I fear, I fear a darkening at the doors. Heine wrote 150 years ago: It is with fear and horror only that I think of the age when the somber iconoclasts will come to power. . . . They will shatter all the fantasies and baubles of art that the poet loves so well; they will destroy my forests of laurels, and they will plant potatoes there. The nightingale, the useless singer, will be chased away, and, alas, my Book of Songs will serve my grocer for paper bags into which he will put coffee and snuff. In spite of this, we may, with humility, clarity, charity, and love, yet find a way to understanding. Any worldview is an act of faith; the tests of it are: coherence, humility, charity, openness, and diligence. To the door of truth the intellect has no key. You stand pounding on it, beating on it until your knuckles bleed and your knucklebones show white. And the door does not open. And that is the job of the intellect: to stand at the door, calling and pounding. If you do not knock, and you do not call, and you do not stand there, then your intellect is without meaning or sense.

But then when you least expect it, the door will break open.

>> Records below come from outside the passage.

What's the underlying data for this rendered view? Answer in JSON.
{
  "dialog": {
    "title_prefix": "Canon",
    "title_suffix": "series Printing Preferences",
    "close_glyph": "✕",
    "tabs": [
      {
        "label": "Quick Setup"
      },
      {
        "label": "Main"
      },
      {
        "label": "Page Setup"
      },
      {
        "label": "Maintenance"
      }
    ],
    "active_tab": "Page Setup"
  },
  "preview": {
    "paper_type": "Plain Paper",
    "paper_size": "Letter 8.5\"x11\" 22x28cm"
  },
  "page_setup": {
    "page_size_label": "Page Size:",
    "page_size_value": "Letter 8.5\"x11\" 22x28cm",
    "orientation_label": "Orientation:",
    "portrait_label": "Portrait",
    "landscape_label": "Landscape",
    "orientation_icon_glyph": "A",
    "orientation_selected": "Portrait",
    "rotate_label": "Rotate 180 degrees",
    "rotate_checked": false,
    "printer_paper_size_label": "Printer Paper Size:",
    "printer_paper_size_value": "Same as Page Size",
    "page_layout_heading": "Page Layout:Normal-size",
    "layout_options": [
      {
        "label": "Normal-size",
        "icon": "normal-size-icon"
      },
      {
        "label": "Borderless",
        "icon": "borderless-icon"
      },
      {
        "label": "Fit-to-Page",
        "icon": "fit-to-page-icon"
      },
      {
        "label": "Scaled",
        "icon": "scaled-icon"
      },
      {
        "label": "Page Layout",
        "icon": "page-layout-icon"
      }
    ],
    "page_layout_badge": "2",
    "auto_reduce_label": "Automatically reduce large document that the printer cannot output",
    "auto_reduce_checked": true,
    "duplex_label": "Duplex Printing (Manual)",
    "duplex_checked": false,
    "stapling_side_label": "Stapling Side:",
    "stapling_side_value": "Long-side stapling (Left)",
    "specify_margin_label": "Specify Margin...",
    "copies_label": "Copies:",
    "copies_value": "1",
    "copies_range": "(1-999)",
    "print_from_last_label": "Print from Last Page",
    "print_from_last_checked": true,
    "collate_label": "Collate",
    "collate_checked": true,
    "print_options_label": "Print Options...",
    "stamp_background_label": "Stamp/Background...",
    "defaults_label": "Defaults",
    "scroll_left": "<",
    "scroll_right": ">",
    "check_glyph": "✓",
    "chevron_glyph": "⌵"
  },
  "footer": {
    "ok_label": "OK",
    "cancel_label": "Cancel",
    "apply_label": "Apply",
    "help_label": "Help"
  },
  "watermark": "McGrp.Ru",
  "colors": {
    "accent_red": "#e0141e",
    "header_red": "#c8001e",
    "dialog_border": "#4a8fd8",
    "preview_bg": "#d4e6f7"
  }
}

It will break open like a flower whose petals are light and the light is love. The door disappears; it breaks away like the husk that hides the truth. And the flower opens up unboundedly wider in a garden of knowledge that is now understandable and meaningful because the intellect is now lit with love.

At the beginning of this academic year we received a list of goals for the university. I suggest others. To quote the University motto: "Lux fiat: Let there be light." The purpose of the University is to proclaim the intricate mystery and glory of God, of the cosmos, and of the human mind and spirit opening ever more widely and deeply to the beauty of reality and the celebration of life. Deuteronomy: "The learned will shine like the brilliance of the heavens, and those who train others in the ways of justice will sparkle like the stars for all eternity." And the Wisdom of Solomon: "From the beginning, from the moment I am born, I shall search for knowledge and bring it into the light. And I shall not go beyond the truth, nor make my way with fevered envy, for such a one has no part of wisdom. But the multitude of the wise is the wellness of the world, and the wise ruler is the comfort of her people." Understanding is empty of self. Ambition, self-regard vanished, wisdom wells within us spirit swelling, glowing globe, breaking through the crusted rind of self. Bright bloom whose light is fire, the light of wisdom flows from the core outward while our flesh glows ruddy with desire and, extended with yearning, our fingers flame.